Many sources of patient data are in an unstructured text format, in free text buried in electronic heath records (EHRs). For example, there is key information hidden in free-text Myocardial Perfusion Imaging (MPI) reports that can help isolate the patients at higher risk of acute myocardial infarction or death. However, manual review of these reports is laborious and time consuming. Natural language processing can help extract key concepts from these reports in a highly scalable and repeatable fashion.
Why use NLP to abstract results from MPI reports?
Approximately 15-20 million MPI scans are performed worldwide. It is known that abnormal MPI reports are associated with a higher likelihood of cardiac diseases. It therefore becomes important to be able to extract certain key concepts from these reports which can aid in isolating patients with abnormal reports. This can then allow for close monitoring of these patients. NLP is an artificial intelligence (AI) technology that can transform unstructured free-text into normalized structured data with a high degree of scalability and repeatability. It is therefore an excellent fit when a large number of reports need to be reviewed to extract the same set of concepts.
Abstraction of free-text MPI reports to inform patient care
A recent publication by Zheng et al discusses the use of NLP to automatically abstract free-text MPI reports. This study was performed at Kaiser Permanente Southern California (KPSC). Their main objective was to identify patients who are at high risk for Acute Coronary Syndrome (ACS). They found that the results obtained from the NLP algorithm achieved a higher sensitivity and specificity and were in good agreement with those derived from manual review by physicians.
Their study population included 16,957 high risk patients, who have more cardiovascular-related comorbidities and potentially a much higher rate of abnormal MPI findings. They built queries in the Linguamatics NLP platform to extract information such as test type, cardiovascular defects, artifacts, wall motion and ejection fraction (EF) from the MPI reports. The extracted information was then used to categorize patients into the following four groups: 1. Ischemia (ischemic or reversible defect identified), 2. Infarction (no definitive ischemic finding but a fixed or irreversible defect identified), 3. Non-diagnostic ischemia (ischemia or infarction cannot be ruled out due to the presence of artifacts or sub-optimal test quality) and 4. Normal. The authors assessed the NLP query results and found both high sensitivity (96.7%) and specificity (98.9%) for the MPI categorical results.
Using the NLP abstracted results, they were able to identify patients with short-term cardiac risk. These patients have a much higher 30-day cardiac event rates and their MPI abnormalities were worsening. The authors state: “NLP is an accurate and efficient strategy to abstract results from the free-text MPI reports”. The researchers have also used NLP to extract other cardiovascular variables such as Ejection Fraction, Aspirin and Warfarin usages as well as extracting clinical variables from the Electrocardiogram Treadmill Test (ETT) reports.

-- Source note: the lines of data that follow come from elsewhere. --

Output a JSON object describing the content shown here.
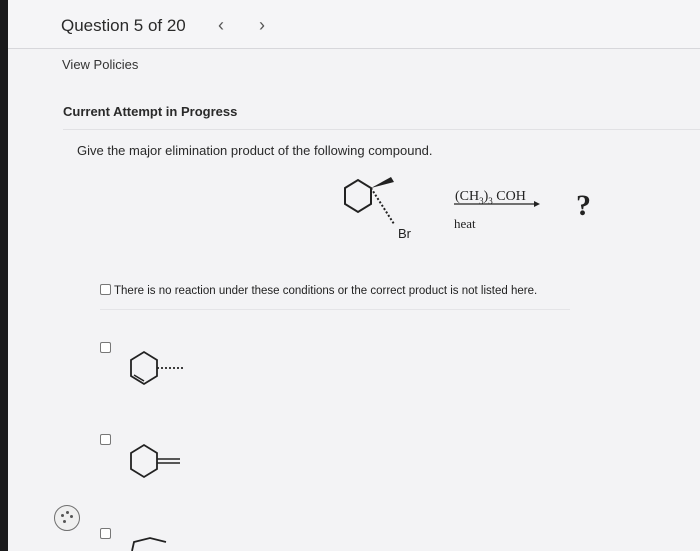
{
  "header": {
    "question_label": "Question 5 of 20",
    "prev_icon": "chevron-left-icon",
    "next_icon": "chevron-right-icon"
  },
  "view_policies": "View Policies",
  "attempt_label": "Current Attempt in Progress",
  "prompt": "Give the major elimination product of the following compound.",
  "reaction": {
    "substituent_label": "Br",
    "reagent_formula": "(CH3)3 COH",
    "condition": "heat",
    "product_placeholder": "?"
  },
  "options": [
    {
      "label": "There is no reaction under these conditions or the correct product is not listed here.",
      "checked": false
    },
    {
      "label": "",
      "structure": "cyclohexene-with-methyl",
      "checked": false
    },
    {
      "label": "",
      "structure": "methylenecyclohexane",
      "checked": false
    },
    {
      "label": "",
      "structure": "partially-visible-structure",
      "checked": false
    }
  ],
  "assist_icon": "palette-icon"
}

In addition, NLP has also been previously used to abstract ECG reports as well as patient stratification for heart risk. We look forward to seeing NLP being applied to this area in clinical operations as well as many other clinical areas to help advance patient care.